EU farmers are ready to rise to these challenges, provided they are equipped with the right tools.
Research and innovation are key here, as is lifelong education to boost modernisation, including improving the use of new technologies.
New technologies will play a crucial role in:
producing more and better using fewer resources. This will be necessary in order to overcome one of the biggest challenges of the decades to come, i.e. the need to feed a growing world population. It is estimated that, by 2050, world population will be 9.7 billion and, if the trend continues, cultivation will need to at least double;
tackling climate change, combining quality with sustainability effectively.
The "toolbox" must therefore include a positive and user-friendly policy framework, new technologies, water management strategies (including for storage and irrigation) and a strong CAP budget that sustains the additional efforts that sustainable and mitigation measures often require.
Income in the agriculture sector
According to the Commission factsheet released in March 2017, the distribution of the value added in the food chain is approximately 25% for the farmer, 25% for food processing and 50% for food retail and food services.
The EU needs a fair, transparent, well-functioning and equitable food supply chain – one that is good for farmers and all stakeholders including processors, retailers and, above all, the 500 million consumers in the EU.
At national level, consideration should be given to a reverse market negotiation approach, establishing value chains that aim to give farmers a monthly income of twice the minimum wage.
Price volatility and emergence of new markets

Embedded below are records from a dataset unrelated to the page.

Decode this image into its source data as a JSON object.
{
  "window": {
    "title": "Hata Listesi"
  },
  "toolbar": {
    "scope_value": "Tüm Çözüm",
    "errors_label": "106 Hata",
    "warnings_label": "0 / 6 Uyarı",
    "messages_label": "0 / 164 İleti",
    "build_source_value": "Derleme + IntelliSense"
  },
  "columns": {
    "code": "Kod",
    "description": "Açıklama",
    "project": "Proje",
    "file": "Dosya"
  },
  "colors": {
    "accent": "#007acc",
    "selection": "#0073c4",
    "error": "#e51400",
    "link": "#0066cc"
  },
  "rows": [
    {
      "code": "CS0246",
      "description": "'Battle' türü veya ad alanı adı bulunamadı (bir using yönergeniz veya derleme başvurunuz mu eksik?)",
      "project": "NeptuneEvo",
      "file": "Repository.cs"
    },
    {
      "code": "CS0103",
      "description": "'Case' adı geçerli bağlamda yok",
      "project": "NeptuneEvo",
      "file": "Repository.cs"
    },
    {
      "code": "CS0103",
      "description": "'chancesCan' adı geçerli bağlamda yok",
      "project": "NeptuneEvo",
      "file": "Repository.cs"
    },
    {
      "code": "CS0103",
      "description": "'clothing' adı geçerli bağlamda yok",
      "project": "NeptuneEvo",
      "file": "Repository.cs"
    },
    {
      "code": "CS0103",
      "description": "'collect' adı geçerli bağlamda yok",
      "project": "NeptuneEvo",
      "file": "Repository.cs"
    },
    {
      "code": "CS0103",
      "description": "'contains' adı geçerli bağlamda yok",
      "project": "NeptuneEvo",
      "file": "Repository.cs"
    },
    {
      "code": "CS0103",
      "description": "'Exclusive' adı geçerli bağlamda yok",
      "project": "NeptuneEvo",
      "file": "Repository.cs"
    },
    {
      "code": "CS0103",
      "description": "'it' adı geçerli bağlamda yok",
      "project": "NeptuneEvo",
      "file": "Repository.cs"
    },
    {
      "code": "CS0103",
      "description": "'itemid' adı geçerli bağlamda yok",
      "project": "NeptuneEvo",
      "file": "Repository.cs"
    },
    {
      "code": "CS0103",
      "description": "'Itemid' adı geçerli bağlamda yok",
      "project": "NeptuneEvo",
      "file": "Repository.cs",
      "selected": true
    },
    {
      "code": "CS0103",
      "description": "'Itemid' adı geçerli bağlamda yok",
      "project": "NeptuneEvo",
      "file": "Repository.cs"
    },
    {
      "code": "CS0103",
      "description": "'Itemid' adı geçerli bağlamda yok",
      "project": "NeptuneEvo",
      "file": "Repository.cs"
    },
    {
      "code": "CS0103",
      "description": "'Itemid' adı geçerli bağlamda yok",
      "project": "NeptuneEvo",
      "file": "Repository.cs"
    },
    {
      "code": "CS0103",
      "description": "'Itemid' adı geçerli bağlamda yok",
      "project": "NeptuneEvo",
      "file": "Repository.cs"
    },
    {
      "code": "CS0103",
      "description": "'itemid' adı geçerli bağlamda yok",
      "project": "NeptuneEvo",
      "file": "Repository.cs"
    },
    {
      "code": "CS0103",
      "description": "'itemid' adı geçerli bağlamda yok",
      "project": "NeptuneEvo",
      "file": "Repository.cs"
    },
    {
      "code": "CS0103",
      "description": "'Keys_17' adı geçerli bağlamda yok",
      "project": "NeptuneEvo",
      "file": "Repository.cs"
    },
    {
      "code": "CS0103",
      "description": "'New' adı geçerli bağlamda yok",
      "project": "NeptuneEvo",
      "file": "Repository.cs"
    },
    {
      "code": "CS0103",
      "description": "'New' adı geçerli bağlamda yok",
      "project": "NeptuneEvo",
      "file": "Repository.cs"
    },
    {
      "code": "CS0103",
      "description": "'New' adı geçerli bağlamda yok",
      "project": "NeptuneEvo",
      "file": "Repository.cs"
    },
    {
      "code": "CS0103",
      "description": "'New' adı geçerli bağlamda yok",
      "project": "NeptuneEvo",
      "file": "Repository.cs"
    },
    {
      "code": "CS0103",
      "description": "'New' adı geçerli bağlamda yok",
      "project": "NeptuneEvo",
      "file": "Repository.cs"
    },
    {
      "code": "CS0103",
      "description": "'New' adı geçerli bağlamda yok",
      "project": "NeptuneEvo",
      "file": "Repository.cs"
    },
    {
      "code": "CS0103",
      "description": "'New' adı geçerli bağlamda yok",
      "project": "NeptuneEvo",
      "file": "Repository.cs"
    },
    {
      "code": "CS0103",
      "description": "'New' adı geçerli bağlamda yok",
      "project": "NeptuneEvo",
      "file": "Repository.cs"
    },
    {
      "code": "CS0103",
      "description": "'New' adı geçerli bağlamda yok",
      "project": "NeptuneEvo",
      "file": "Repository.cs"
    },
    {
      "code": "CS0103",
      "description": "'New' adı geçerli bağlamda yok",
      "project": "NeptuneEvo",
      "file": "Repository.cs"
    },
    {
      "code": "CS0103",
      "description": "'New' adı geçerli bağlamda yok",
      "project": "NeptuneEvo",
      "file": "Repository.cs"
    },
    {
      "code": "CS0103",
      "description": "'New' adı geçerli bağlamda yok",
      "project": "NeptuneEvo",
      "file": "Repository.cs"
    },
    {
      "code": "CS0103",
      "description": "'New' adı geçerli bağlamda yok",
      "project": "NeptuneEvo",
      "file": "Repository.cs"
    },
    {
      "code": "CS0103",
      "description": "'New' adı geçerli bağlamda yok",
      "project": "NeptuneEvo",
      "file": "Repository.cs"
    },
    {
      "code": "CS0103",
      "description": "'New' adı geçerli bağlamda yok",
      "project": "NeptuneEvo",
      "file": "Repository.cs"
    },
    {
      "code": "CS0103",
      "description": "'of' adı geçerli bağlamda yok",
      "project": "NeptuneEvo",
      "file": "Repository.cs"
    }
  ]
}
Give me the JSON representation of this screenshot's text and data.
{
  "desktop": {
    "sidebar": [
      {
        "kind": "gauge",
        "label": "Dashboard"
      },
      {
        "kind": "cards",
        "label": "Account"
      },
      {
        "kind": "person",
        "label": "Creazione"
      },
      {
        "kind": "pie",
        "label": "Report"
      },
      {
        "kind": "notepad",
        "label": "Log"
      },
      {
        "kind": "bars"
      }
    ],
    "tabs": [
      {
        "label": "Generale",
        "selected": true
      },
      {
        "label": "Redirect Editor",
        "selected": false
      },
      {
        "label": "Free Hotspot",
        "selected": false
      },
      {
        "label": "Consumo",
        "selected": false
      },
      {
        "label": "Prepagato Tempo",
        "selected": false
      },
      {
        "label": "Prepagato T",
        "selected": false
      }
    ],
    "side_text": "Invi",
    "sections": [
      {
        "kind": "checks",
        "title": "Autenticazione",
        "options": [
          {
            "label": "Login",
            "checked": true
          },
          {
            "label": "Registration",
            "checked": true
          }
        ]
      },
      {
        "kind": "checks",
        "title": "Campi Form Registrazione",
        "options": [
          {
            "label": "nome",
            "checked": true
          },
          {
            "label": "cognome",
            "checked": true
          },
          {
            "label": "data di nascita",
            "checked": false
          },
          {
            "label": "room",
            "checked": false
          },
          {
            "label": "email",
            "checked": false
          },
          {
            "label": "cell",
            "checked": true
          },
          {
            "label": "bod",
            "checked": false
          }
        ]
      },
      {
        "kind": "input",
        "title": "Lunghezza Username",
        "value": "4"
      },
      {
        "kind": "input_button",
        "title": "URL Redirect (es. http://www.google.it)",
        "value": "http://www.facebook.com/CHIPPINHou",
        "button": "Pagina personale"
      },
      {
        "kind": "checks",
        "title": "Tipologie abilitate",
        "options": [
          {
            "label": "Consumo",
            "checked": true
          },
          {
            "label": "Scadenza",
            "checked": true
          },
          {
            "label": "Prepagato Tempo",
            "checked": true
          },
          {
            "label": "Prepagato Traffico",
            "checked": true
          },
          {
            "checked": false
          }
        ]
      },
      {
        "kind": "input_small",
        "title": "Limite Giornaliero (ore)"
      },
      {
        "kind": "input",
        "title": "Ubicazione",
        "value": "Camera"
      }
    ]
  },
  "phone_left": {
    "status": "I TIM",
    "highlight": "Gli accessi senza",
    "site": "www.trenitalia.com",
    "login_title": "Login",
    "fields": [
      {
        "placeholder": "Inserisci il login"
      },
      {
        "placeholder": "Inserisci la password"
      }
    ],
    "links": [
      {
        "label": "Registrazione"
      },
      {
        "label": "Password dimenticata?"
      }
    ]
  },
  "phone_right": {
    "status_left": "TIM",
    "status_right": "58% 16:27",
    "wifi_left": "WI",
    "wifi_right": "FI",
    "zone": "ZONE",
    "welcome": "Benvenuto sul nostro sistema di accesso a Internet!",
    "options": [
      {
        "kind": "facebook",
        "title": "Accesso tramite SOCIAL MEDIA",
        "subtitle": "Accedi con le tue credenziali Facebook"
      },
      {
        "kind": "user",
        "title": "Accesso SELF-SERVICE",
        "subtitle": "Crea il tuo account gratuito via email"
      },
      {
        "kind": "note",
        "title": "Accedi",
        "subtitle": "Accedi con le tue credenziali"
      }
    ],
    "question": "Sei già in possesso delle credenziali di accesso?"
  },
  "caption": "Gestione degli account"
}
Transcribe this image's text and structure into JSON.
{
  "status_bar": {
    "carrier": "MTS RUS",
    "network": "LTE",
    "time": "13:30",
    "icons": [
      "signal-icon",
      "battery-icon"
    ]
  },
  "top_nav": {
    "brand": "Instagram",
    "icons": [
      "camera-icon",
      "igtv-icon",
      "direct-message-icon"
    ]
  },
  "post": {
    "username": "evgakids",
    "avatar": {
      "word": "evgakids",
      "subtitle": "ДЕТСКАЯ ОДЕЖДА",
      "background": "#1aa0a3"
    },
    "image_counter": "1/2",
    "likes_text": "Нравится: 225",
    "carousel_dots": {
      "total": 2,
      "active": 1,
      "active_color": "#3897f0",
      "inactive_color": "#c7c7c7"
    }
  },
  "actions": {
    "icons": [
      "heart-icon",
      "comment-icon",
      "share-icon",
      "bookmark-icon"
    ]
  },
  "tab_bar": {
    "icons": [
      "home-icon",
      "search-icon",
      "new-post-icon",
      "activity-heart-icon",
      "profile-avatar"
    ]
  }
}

Unfair trading practices in the food chain should be addressed so that farmers have a better chance of getting the share of the market they deserve. For that reason, it is important to implement a regulatory framework in the EU that protects suppliers.
The family farm system so valued by European consumers needs good policies and fair and reasonable regulation. It also requires strong and effective legislation that will help mitigate against the serious threat of extreme price volatility and the ever-increasing imbalance of power in the supply chain. The markets task force is a step in this direction but needs to be further strengthened.
An ambitious export strategy and balanced trade agreements must also be ensured in order to preserve fair competition. This is important in order to compensate EU farmers – who already adhere to the highest production standards in the world – when they are exposed to much lower prices on imported agricultural commodities produced according to different standards of production.
It is therefore urgent to ensure a stable and simple agricultural policy with long-term measures and a sustainable CAP budget that maintains both the first and second pillars as well as direct payments, thereby ensuring a decent life for farmers and their families.
When it comes to feeding the world, 90% of the food we consume comes from the soil and only 10% from the sea. As such, humanity is totally dependent on agriculture to live. Often, however, this contribution does not receive the reward it deserves.
In Europe alone, the agricultural sector:
employs around 40 million people, of which one quarter are directly employed by and work in farms and agri-cooperatives, for example growing crops and raising livestock. The sector still remains predominantly a family activity;
accounted for 1.2% of the EU's GDP in 2017;
generated gross added value of EUR 188.5 billion, actively contributing to the EU's trade surplus with EUR 137 billion of agricultural exports over the same time period.
Average income in the agricultural sector is only half that of the economy as a whole. Despite this low profitability, the EU agricultural sector plays a crucial role as the driver of rural economies, producing quality food that adheres to the highest standards in the world.